There is a striking contrast between what youngsters in hunter-gatherer societies had to learn to become successful adults during the Pleistocene epoch and what today’s youth have to learn in order to prosper in modern-day economies. Formal schooling in contemporary society demands that students acquire increasingly abstract knowledge at progressively younger ages. Furthermore, whether learning to read or solve an algebra problem, such evolutionarily novel abilities are taught primarily in age-segregated classroom settings that are atypical for our species relative to the age-mixed environments in which ancestral youth acquired culturally-important skills through observation and apprenticeship. As the modern brain is essentially the same as that of our forbears, an evolutionary perspective can shed light on how instructional approaches, curricular materials, and educational contexts may unintentionally activate ancient cognitive mechanisms and motivational dispositions that can be maladaptive for learning in contemporary classrooms. And although some noteworthy theoretical progress has been made in this regard, its impact on educational research, policy, and practice to date has been limited. Additionally, such ideas have by and large not received adequate coverage at leading research conferences or annual scholarly meetings. Consequently, the proposed conference will provide a unique opportunity to assemble a group of speakers who espouse an evolutionary perspective on child development, learning, and schooling, yet whose particular areas of expertise span a diverse range of disciplines. This gathering will facilitate the exchange of cutting-edge findings and recent theoretical developments, promote new collaborations, and advance the design of innovative educational research methods to test falsifiable evolutionary hypotheses pertaining to formal education. Substantive topics will include: character education, acquiring moral knowledge and actions (e.g., fairness and social justice), the importance of play in learning and development, the costs and benefits of cooperative learning and real-world problem solving, and the evolutionary origins of pedagogy.
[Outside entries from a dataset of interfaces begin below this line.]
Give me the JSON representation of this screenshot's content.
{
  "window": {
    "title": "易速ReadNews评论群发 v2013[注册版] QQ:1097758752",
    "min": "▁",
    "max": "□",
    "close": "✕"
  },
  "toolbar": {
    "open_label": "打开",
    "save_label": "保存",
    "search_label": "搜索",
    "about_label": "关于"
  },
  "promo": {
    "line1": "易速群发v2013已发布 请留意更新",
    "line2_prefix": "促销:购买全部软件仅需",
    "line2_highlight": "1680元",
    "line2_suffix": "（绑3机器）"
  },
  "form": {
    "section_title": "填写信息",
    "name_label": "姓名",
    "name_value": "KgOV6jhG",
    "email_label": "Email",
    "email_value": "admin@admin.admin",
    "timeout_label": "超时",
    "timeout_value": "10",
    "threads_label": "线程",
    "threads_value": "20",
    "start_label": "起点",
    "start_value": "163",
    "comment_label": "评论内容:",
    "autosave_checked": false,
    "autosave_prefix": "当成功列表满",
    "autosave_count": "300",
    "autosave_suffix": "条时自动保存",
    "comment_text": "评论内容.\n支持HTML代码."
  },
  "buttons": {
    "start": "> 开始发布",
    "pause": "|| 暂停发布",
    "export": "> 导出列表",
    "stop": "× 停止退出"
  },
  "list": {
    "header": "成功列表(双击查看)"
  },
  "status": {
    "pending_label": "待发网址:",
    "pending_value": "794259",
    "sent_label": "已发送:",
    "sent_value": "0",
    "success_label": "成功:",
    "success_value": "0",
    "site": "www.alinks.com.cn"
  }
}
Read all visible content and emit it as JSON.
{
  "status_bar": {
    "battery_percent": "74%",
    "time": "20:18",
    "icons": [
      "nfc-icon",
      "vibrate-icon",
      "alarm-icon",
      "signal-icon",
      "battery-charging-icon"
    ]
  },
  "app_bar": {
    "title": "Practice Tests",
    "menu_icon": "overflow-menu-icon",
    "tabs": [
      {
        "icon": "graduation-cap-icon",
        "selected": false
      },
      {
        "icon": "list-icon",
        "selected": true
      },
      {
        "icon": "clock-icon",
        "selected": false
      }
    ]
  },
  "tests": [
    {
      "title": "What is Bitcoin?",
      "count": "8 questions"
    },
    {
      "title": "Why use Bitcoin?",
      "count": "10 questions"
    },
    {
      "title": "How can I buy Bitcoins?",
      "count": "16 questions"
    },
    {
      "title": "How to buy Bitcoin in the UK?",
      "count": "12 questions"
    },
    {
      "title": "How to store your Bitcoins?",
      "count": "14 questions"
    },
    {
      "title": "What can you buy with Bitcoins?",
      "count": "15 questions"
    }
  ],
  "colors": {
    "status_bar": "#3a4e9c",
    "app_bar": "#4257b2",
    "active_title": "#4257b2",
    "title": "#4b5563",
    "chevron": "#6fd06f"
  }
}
This research conference is supported by a grant from the Education Research Conferences Program of the American Educational Research Association.